/---

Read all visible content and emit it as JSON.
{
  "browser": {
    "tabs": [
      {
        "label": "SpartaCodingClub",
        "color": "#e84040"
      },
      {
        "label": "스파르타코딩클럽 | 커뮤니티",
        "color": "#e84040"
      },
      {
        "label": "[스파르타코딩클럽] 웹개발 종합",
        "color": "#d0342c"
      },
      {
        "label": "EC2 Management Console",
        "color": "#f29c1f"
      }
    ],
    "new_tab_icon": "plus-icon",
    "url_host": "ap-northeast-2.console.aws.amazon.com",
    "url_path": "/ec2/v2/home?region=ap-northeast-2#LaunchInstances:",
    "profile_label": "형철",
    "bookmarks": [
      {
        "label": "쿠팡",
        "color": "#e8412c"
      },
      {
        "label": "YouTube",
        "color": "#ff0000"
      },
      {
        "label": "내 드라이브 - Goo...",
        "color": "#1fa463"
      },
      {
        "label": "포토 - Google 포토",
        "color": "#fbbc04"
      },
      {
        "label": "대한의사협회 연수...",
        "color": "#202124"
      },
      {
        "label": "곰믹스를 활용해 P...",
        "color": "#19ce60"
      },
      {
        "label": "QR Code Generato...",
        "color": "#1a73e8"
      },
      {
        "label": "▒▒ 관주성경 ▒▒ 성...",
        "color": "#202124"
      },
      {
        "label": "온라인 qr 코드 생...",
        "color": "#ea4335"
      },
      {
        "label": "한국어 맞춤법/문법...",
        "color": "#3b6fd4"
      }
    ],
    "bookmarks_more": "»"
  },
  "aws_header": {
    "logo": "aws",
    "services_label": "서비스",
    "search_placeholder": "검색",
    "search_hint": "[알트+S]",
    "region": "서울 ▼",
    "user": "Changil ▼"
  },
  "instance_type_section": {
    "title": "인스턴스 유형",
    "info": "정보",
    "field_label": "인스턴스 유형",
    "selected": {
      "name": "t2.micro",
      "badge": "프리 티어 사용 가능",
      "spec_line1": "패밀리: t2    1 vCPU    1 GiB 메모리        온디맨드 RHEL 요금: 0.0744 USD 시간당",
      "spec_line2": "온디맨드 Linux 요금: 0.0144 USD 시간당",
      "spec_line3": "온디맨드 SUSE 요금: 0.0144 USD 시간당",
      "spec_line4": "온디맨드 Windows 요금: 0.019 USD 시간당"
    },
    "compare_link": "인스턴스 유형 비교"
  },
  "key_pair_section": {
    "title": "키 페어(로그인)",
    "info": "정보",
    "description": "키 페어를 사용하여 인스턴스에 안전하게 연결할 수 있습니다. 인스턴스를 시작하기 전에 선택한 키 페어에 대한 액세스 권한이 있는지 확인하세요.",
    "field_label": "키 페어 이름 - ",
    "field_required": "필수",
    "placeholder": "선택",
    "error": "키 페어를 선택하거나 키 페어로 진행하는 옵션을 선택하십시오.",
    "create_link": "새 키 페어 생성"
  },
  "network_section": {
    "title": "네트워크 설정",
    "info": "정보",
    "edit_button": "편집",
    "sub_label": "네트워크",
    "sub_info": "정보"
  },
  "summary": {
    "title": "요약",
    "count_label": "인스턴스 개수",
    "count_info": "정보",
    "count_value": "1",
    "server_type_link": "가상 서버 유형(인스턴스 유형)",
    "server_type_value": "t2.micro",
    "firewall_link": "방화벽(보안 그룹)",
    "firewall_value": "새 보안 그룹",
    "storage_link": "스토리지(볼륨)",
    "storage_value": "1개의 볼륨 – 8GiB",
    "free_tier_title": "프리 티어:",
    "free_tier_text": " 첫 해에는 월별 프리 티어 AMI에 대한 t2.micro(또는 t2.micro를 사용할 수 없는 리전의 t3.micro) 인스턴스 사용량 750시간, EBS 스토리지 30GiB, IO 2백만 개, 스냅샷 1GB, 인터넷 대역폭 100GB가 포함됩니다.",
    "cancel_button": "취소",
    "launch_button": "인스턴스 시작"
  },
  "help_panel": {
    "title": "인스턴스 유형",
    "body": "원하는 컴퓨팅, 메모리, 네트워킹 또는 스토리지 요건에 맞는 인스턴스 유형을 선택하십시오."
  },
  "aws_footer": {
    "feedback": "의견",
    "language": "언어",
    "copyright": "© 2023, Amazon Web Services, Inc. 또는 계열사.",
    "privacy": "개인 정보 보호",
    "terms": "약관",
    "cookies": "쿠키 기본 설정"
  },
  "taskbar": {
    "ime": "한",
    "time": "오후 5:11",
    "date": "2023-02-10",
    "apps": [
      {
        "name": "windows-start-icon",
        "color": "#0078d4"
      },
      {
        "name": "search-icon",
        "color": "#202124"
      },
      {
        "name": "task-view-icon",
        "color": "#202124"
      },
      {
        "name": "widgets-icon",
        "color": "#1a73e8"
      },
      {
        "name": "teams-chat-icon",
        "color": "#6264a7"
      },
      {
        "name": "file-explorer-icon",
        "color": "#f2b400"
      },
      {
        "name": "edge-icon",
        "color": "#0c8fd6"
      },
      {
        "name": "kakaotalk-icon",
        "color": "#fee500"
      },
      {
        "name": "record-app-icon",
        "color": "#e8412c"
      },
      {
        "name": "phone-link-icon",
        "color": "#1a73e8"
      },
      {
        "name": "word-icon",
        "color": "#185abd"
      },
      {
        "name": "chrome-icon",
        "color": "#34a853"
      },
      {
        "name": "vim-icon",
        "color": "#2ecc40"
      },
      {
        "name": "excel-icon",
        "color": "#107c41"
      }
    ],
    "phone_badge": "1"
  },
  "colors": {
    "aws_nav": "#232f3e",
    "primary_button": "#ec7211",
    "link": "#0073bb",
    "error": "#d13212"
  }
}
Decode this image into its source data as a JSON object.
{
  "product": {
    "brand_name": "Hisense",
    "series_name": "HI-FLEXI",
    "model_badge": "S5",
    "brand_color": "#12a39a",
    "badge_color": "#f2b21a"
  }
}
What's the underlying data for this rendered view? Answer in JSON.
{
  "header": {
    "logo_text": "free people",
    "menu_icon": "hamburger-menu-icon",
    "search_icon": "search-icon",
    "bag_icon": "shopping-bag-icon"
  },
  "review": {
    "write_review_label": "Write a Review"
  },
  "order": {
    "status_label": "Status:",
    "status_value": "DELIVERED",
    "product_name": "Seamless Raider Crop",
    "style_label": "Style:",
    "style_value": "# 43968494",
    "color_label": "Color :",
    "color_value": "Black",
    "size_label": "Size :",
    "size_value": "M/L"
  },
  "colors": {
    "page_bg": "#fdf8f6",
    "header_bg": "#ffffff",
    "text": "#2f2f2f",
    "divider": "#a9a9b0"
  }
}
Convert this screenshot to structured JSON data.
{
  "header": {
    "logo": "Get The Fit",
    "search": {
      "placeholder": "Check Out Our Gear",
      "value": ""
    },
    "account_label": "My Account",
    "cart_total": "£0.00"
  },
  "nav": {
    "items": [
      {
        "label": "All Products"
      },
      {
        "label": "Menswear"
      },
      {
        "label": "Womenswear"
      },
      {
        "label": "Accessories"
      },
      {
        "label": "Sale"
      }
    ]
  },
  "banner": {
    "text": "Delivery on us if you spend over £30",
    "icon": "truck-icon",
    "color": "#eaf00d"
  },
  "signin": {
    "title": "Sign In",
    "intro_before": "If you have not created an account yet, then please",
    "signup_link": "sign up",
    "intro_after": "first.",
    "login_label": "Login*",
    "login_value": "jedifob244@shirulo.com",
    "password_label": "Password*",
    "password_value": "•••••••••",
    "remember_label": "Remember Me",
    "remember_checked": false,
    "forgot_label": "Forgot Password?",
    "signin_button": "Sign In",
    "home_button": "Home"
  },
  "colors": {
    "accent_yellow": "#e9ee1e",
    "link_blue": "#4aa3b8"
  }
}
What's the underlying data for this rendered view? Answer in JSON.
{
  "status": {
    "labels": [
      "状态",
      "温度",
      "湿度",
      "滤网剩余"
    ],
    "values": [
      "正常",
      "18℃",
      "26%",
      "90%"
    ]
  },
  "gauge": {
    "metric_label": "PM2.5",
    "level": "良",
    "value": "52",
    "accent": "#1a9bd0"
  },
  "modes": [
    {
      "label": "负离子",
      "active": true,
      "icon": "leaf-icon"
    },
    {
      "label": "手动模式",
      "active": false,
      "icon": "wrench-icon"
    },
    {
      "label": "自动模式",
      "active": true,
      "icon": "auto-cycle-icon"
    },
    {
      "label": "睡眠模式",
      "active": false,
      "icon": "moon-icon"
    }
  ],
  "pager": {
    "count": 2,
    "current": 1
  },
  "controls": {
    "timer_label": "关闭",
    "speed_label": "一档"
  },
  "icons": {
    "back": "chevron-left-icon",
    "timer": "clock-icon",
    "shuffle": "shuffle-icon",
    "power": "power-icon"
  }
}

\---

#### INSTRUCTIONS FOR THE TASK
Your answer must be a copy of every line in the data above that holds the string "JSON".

#### THE COMPLETED TASK
Read all visible content and emit it as JSON.
Decode this image into its source data as a JSON object.
What's the underlying data for this rendered view? Answer in JSON.
Convert this screenshot to structured JSON data.
What's the underlying data for this rendered view? Answer in JSON.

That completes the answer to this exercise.